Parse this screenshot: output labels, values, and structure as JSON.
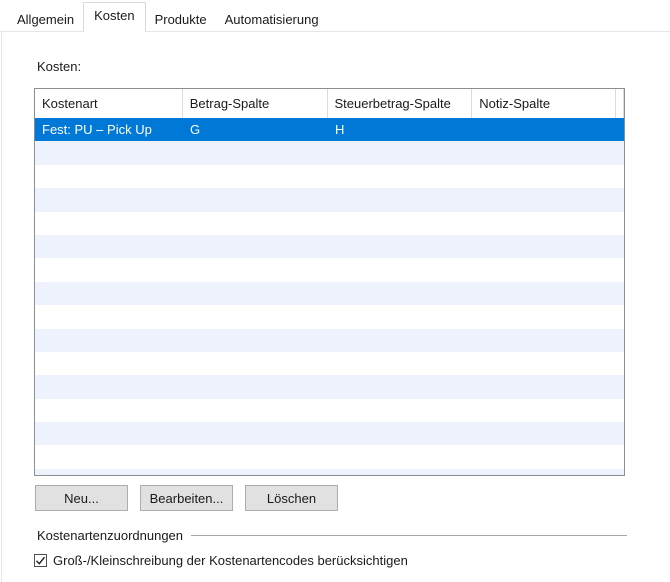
{
  "tabs": {
    "items": [
      {
        "label": "Allgemein",
        "selected": false
      },
      {
        "label": "Kosten",
        "selected": true
      },
      {
        "label": "Produkte",
        "selected": false
      },
      {
        "label": "Automatisierung",
        "selected": false
      }
    ]
  },
  "section": {
    "label": "Kosten:"
  },
  "table": {
    "columns": [
      {
        "label": "Kostenart",
        "width": 148
      },
      {
        "label": "Betrag-Spalte",
        "width": 145
      },
      {
        "label": "Steuerbetrag-Spalte",
        "width": 145
      },
      {
        "label": "Notiz-Spalte",
        "width": 144
      }
    ],
    "rows": [
      {
        "cells": [
          "Fest: PU – Pick Up",
          "G",
          "H",
          ""
        ],
        "selected": true
      }
    ],
    "empty_row_count": 15
  },
  "action_buttons": [
    {
      "label": "Neu...",
      "name": "neu-button"
    },
    {
      "label": "Bearbeiten...",
      "name": "bearbeiten-button"
    },
    {
      "label": "Löschen",
      "name": "loeschen-button"
    }
  ],
  "group": {
    "label": "Kostenartenzuordnungen"
  },
  "checkbox": {
    "label": "Groß-/Kleinschreibung der Kostenartencodes berücksichtigen",
    "checked": true
  },
  "colors": {
    "selection_bg": "#0078d7",
    "selection_text": "#ffffff",
    "alt_row_bg": "#edf2fc",
    "table_border": "#8b8e92",
    "header_separator": "#dcdcdc",
    "tab_border": "#d9d9d9",
    "strip_line": "#e6e6e6",
    "button_bg": "#e1e1e1",
    "button_border": "#adadad",
    "group_line": "#a6a6a6",
    "text": "#1a1a1a"
  }
}
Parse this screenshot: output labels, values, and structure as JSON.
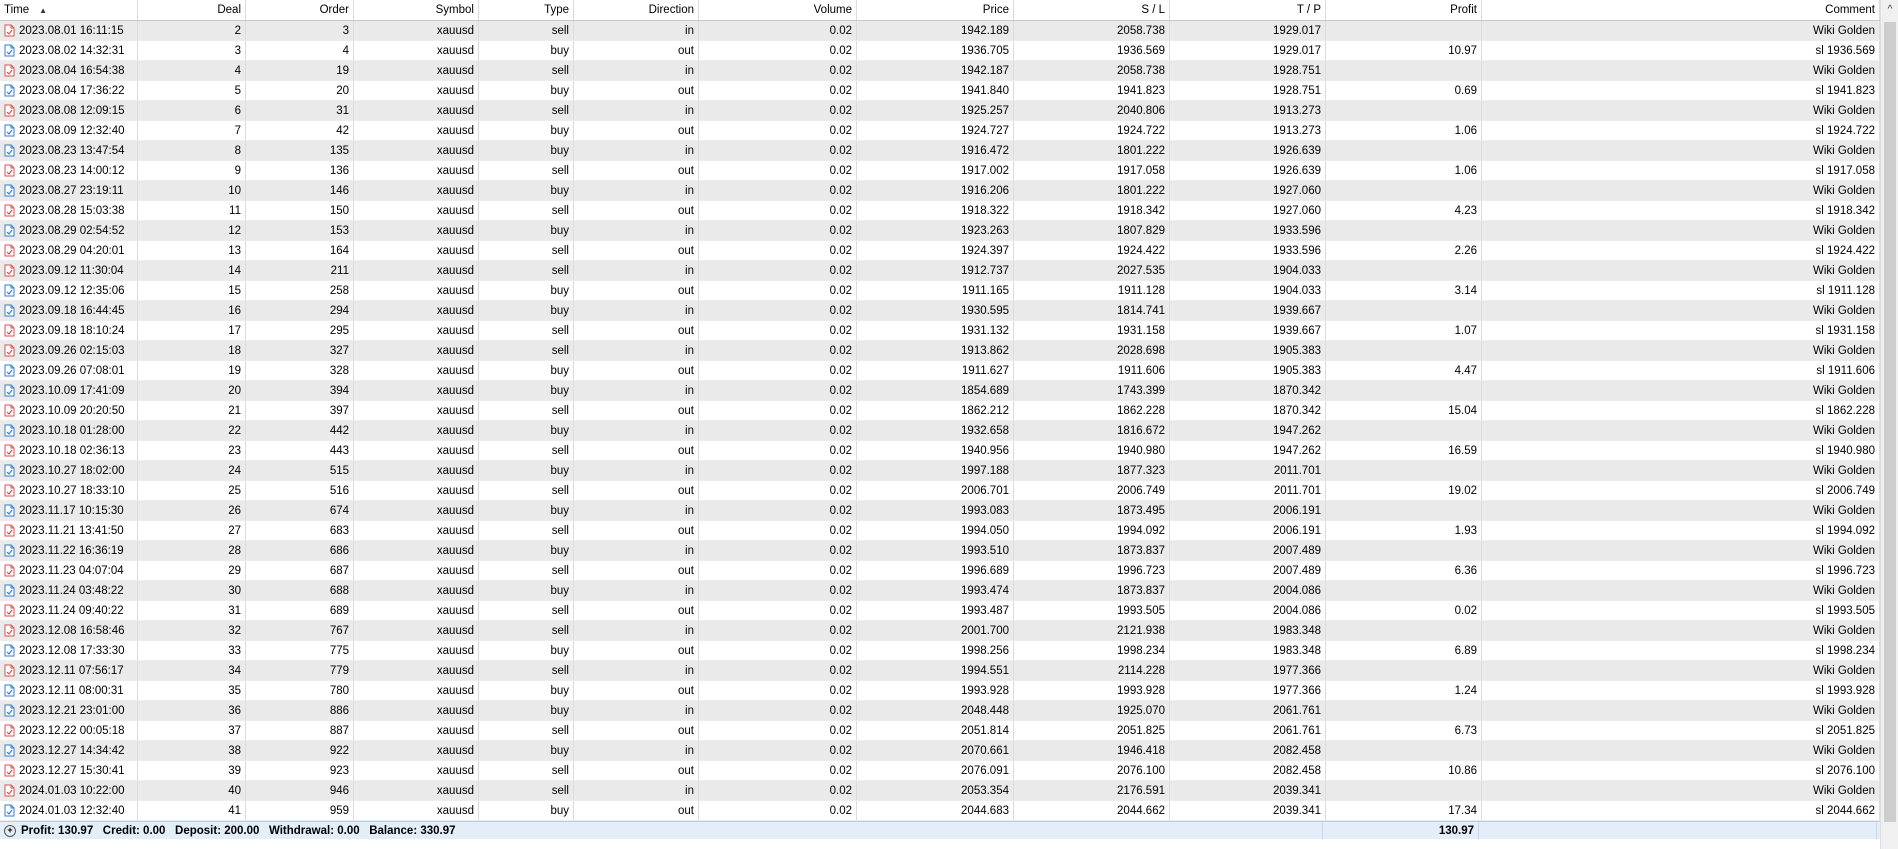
{
  "header": {
    "time": "Time",
    "deal": "Deal",
    "order": "Order",
    "symbol": "Symbol",
    "type": "Type",
    "direction": "Direction",
    "volume": "Volume",
    "price": "Price",
    "sl": "S / L",
    "tp": "T / P",
    "profit": "Profit",
    "comment": "Comment"
  },
  "rows": [
    {
      "time": "2023.08.01 16:11:15",
      "deal": "2",
      "order": "3",
      "symbol": "xauusd",
      "type": "sell",
      "direction": "in",
      "volume": "0.02",
      "price": "1942.189",
      "sl": "2058.738",
      "tp": "1929.017",
      "profit": "",
      "comment": "Wiki Golden"
    },
    {
      "time": "2023.08.02 14:32:31",
      "deal": "3",
      "order": "4",
      "symbol": "xauusd",
      "type": "buy",
      "direction": "out",
      "volume": "0.02",
      "price": "1936.705",
      "sl": "1936.569",
      "tp": "1929.017",
      "profit": "10.97",
      "comment": "sl 1936.569"
    },
    {
      "time": "2023.08.04 16:54:38",
      "deal": "4",
      "order": "19",
      "symbol": "xauusd",
      "type": "sell",
      "direction": "in",
      "volume": "0.02",
      "price": "1942.187",
      "sl": "2058.738",
      "tp": "1928.751",
      "profit": "",
      "comment": "Wiki Golden"
    },
    {
      "time": "2023.08.04 17:36:22",
      "deal": "5",
      "order": "20",
      "symbol": "xauusd",
      "type": "buy",
      "direction": "out",
      "volume": "0.02",
      "price": "1941.840",
      "sl": "1941.823",
      "tp": "1928.751",
      "profit": "0.69",
      "comment": "sl 1941.823"
    },
    {
      "time": "2023.08.08 12:09:15",
      "deal": "6",
      "order": "31",
      "symbol": "xauusd",
      "type": "sell",
      "direction": "in",
      "volume": "0.02",
      "price": "1925.257",
      "sl": "2040.806",
      "tp": "1913.273",
      "profit": "",
      "comment": "Wiki Golden"
    },
    {
      "time": "2023.08.09 12:32:40",
      "deal": "7",
      "order": "42",
      "symbol": "xauusd",
      "type": "buy",
      "direction": "out",
      "volume": "0.02",
      "price": "1924.727",
      "sl": "1924.722",
      "tp": "1913.273",
      "profit": "1.06",
      "comment": "sl 1924.722"
    },
    {
      "time": "2023.08.23 13:47:54",
      "deal": "8",
      "order": "135",
      "symbol": "xauusd",
      "type": "buy",
      "direction": "in",
      "volume": "0.02",
      "price": "1916.472",
      "sl": "1801.222",
      "tp": "1926.639",
      "profit": "",
      "comment": "Wiki Golden"
    },
    {
      "time": "2023.08.23 14:00:12",
      "deal": "9",
      "order": "136",
      "symbol": "xauusd",
      "type": "sell",
      "direction": "out",
      "volume": "0.02",
      "price": "1917.002",
      "sl": "1917.058",
      "tp": "1926.639",
      "profit": "1.06",
      "comment": "sl 1917.058"
    },
    {
      "time": "2023.08.27 23:19:11",
      "deal": "10",
      "order": "146",
      "symbol": "xauusd",
      "type": "buy",
      "direction": "in",
      "volume": "0.02",
      "price": "1916.206",
      "sl": "1801.222",
      "tp": "1927.060",
      "profit": "",
      "comment": "Wiki Golden"
    },
    {
      "time": "2023.08.28 15:03:38",
      "deal": "11",
      "order": "150",
      "symbol": "xauusd",
      "type": "sell",
      "direction": "out",
      "volume": "0.02",
      "price": "1918.322",
      "sl": "1918.342",
      "tp": "1927.060",
      "profit": "4.23",
      "comment": "sl 1918.342"
    },
    {
      "time": "2023.08.29 02:54:52",
      "deal": "12",
      "order": "153",
      "symbol": "xauusd",
      "type": "buy",
      "direction": "in",
      "volume": "0.02",
      "price": "1923.263",
      "sl": "1807.829",
      "tp": "1933.596",
      "profit": "",
      "comment": "Wiki Golden"
    },
    {
      "time": "2023.08.29 04:20:01",
      "deal": "13",
      "order": "164",
      "symbol": "xauusd",
      "type": "sell",
      "direction": "out",
      "volume": "0.02",
      "price": "1924.397",
      "sl": "1924.422",
      "tp": "1933.596",
      "profit": "2.26",
      "comment": "sl 1924.422"
    },
    {
      "time": "2023.09.12 11:30:04",
      "deal": "14",
      "order": "211",
      "symbol": "xauusd",
      "type": "sell",
      "direction": "in",
      "volume": "0.02",
      "price": "1912.737",
      "sl": "2027.535",
      "tp": "1904.033",
      "profit": "",
      "comment": "Wiki Golden"
    },
    {
      "time": "2023.09.12 12:35:06",
      "deal": "15",
      "order": "258",
      "symbol": "xauusd",
      "type": "buy",
      "direction": "out",
      "volume": "0.02",
      "price": "1911.165",
      "sl": "1911.128",
      "tp": "1904.033",
      "profit": "3.14",
      "comment": "sl 1911.128"
    },
    {
      "time": "2023.09.18 16:44:45",
      "deal": "16",
      "order": "294",
      "symbol": "xauusd",
      "type": "buy",
      "direction": "in",
      "volume": "0.02",
      "price": "1930.595",
      "sl": "1814.741",
      "tp": "1939.667",
      "profit": "",
      "comment": "Wiki Golden"
    },
    {
      "time": "2023.09.18 18:10:24",
      "deal": "17",
      "order": "295",
      "symbol": "xauusd",
      "type": "sell",
      "direction": "out",
      "volume": "0.02",
      "price": "1931.132",
      "sl": "1931.158",
      "tp": "1939.667",
      "profit": "1.07",
      "comment": "sl 1931.158"
    },
    {
      "time": "2023.09.26 02:15:03",
      "deal": "18",
      "order": "327",
      "symbol": "xauusd",
      "type": "sell",
      "direction": "in",
      "volume": "0.02",
      "price": "1913.862",
      "sl": "2028.698",
      "tp": "1905.383",
      "profit": "",
      "comment": "Wiki Golden"
    },
    {
      "time": "2023.09.26 07:08:01",
      "deal": "19",
      "order": "328",
      "symbol": "xauusd",
      "type": "buy",
      "direction": "out",
      "volume": "0.02",
      "price": "1911.627",
      "sl": "1911.606",
      "tp": "1905.383",
      "profit": "4.47",
      "comment": "sl 1911.606"
    },
    {
      "time": "2023.10.09 17:41:09",
      "deal": "20",
      "order": "394",
      "symbol": "xauusd",
      "type": "buy",
      "direction": "in",
      "volume": "0.02",
      "price": "1854.689",
      "sl": "1743.399",
      "tp": "1870.342",
      "profit": "",
      "comment": "Wiki Golden"
    },
    {
      "time": "2023.10.09 20:20:50",
      "deal": "21",
      "order": "397",
      "symbol": "xauusd",
      "type": "sell",
      "direction": "out",
      "volume": "0.02",
      "price": "1862.212",
      "sl": "1862.228",
      "tp": "1870.342",
      "profit": "15.04",
      "comment": "sl 1862.228"
    },
    {
      "time": "2023.10.18 01:28:00",
      "deal": "22",
      "order": "442",
      "symbol": "xauusd",
      "type": "buy",
      "direction": "in",
      "volume": "0.02",
      "price": "1932.658",
      "sl": "1816.672",
      "tp": "1947.262",
      "profit": "",
      "comment": "Wiki Golden"
    },
    {
      "time": "2023.10.18 02:36:13",
      "deal": "23",
      "order": "443",
      "symbol": "xauusd",
      "type": "sell",
      "direction": "out",
      "volume": "0.02",
      "price": "1940.956",
      "sl": "1940.980",
      "tp": "1947.262",
      "profit": "16.59",
      "comment": "sl 1940.980"
    },
    {
      "time": "2023.10.27 18:02:00",
      "deal": "24",
      "order": "515",
      "symbol": "xauusd",
      "type": "buy",
      "direction": "in",
      "volume": "0.02",
      "price": "1997.188",
      "sl": "1877.323",
      "tp": "2011.701",
      "profit": "",
      "comment": "Wiki Golden"
    },
    {
      "time": "2023.10.27 18:33:10",
      "deal": "25",
      "order": "516",
      "symbol": "xauusd",
      "type": "sell",
      "direction": "out",
      "volume": "0.02",
      "price": "2006.701",
      "sl": "2006.749",
      "tp": "2011.701",
      "profit": "19.02",
      "comment": "sl 2006.749"
    },
    {
      "time": "2023.11.17 10:15:30",
      "deal": "26",
      "order": "674",
      "symbol": "xauusd",
      "type": "buy",
      "direction": "in",
      "volume": "0.02",
      "price": "1993.083",
      "sl": "1873.495",
      "tp": "2006.191",
      "profit": "",
      "comment": "Wiki Golden"
    },
    {
      "time": "2023.11.21 13:41:50",
      "deal": "27",
      "order": "683",
      "symbol": "xauusd",
      "type": "sell",
      "direction": "out",
      "volume": "0.02",
      "price": "1994.050",
      "sl": "1994.092",
      "tp": "2006.191",
      "profit": "1.93",
      "comment": "sl 1994.092"
    },
    {
      "time": "2023.11.22 16:36:19",
      "deal": "28",
      "order": "686",
      "symbol": "xauusd",
      "type": "buy",
      "direction": "in",
      "volume": "0.02",
      "price": "1993.510",
      "sl": "1873.837",
      "tp": "2007.489",
      "profit": "",
      "comment": "Wiki Golden"
    },
    {
      "time": "2023.11.23 04:07:04",
      "deal": "29",
      "order": "687",
      "symbol": "xauusd",
      "type": "sell",
      "direction": "out",
      "volume": "0.02",
      "price": "1996.689",
      "sl": "1996.723",
      "tp": "2007.489",
      "profit": "6.36",
      "comment": "sl 1996.723"
    },
    {
      "time": "2023.11.24 03:48:22",
      "deal": "30",
      "order": "688",
      "symbol": "xauusd",
      "type": "buy",
      "direction": "in",
      "volume": "0.02",
      "price": "1993.474",
      "sl": "1873.837",
      "tp": "2004.086",
      "profit": "",
      "comment": "Wiki Golden"
    },
    {
      "time": "2023.11.24 09:40:22",
      "deal": "31",
      "order": "689",
      "symbol": "xauusd",
      "type": "sell",
      "direction": "out",
      "volume": "0.02",
      "price": "1993.487",
      "sl": "1993.505",
      "tp": "2004.086",
      "profit": "0.02",
      "comment": "sl 1993.505"
    },
    {
      "time": "2023.12.08 16:58:46",
      "deal": "32",
      "order": "767",
      "symbol": "xauusd",
      "type": "sell",
      "direction": "in",
      "volume": "0.02",
      "price": "2001.700",
      "sl": "2121.938",
      "tp": "1983.348",
      "profit": "",
      "comment": "Wiki Golden"
    },
    {
      "time": "2023.12.08 17:33:30",
      "deal": "33",
      "order": "775",
      "symbol": "xauusd",
      "type": "buy",
      "direction": "out",
      "volume": "0.02",
      "price": "1998.256",
      "sl": "1998.234",
      "tp": "1983.348",
      "profit": "6.89",
      "comment": "sl 1998.234"
    },
    {
      "time": "2023.12.11 07:56:17",
      "deal": "34",
      "order": "779",
      "symbol": "xauusd",
      "type": "sell",
      "direction": "in",
      "volume": "0.02",
      "price": "1994.551",
      "sl": "2114.228",
      "tp": "1977.366",
      "profit": "",
      "comment": "Wiki Golden"
    },
    {
      "time": "2023.12.11 08:00:31",
      "deal": "35",
      "order": "780",
      "symbol": "xauusd",
      "type": "buy",
      "direction": "out",
      "volume": "0.02",
      "price": "1993.928",
      "sl": "1993.928",
      "tp": "1977.366",
      "profit": "1.24",
      "comment": "sl 1993.928"
    },
    {
      "time": "2023.12.21 23:01:00",
      "deal": "36",
      "order": "886",
      "symbol": "xauusd",
      "type": "buy",
      "direction": "in",
      "volume": "0.02",
      "price": "2048.448",
      "sl": "1925.070",
      "tp": "2061.761",
      "profit": "",
      "comment": "Wiki Golden"
    },
    {
      "time": "2023.12.22 00:05:18",
      "deal": "37",
      "order": "887",
      "symbol": "xauusd",
      "type": "sell",
      "direction": "out",
      "volume": "0.02",
      "price": "2051.814",
      "sl": "2051.825",
      "tp": "2061.761",
      "profit": "6.73",
      "comment": "sl 2051.825"
    },
    {
      "time": "2023.12.27 14:34:42",
      "deal": "38",
      "order": "922",
      "symbol": "xauusd",
      "type": "buy",
      "direction": "in",
      "volume": "0.02",
      "price": "2070.661",
      "sl": "1946.418",
      "tp": "2082.458",
      "profit": "",
      "comment": "Wiki Golden"
    },
    {
      "time": "2023.12.27 15:30:41",
      "deal": "39",
      "order": "923",
      "symbol": "xauusd",
      "type": "sell",
      "direction": "out",
      "volume": "0.02",
      "price": "2076.091",
      "sl": "2076.100",
      "tp": "2082.458",
      "profit": "10.86",
      "comment": "sl 2076.100"
    },
    {
      "time": "2024.01.03 10:22:00",
      "deal": "40",
      "order": "946",
      "symbol": "xauusd",
      "type": "sell",
      "direction": "in",
      "volume": "0.02",
      "price": "2053.354",
      "sl": "2176.591",
      "tp": "2039.341",
      "profit": "",
      "comment": "Wiki Golden"
    },
    {
      "time": "2024.01.03 12:32:40",
      "deal": "41",
      "order": "959",
      "symbol": "xauusd",
      "type": "buy",
      "direction": "out",
      "volume": "0.02",
      "price": "2044.683",
      "sl": "2044.662",
      "tp": "2039.341",
      "profit": "17.34",
      "comment": "sl 2044.662"
    }
  ],
  "footer": {
    "summary": "Profit: 130.97   Credit: 0.00   Deposit: 200.00   Withdrawal: 0.00   Balance: 330.97",
    "profit_total": "130.97"
  },
  "colors": {
    "sell_icon": "#d9534f",
    "buy_icon": "#2f7fd0",
    "row_alt": "#eaeaea",
    "footer_bg": "#e3eef9"
  },
  "icons": {
    "sell": "sell-deal-icon",
    "buy": "buy-deal-icon",
    "sort": "sort-ascending-icon",
    "scroll_up": "scroll-up-arrow-icon",
    "expand": "expand-plus-icon"
  }
}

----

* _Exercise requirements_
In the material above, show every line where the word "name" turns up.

* _Your solution_
      "name": "neu-button"
      "name": "bearbeiten-button"
      "name": "loeschen-button"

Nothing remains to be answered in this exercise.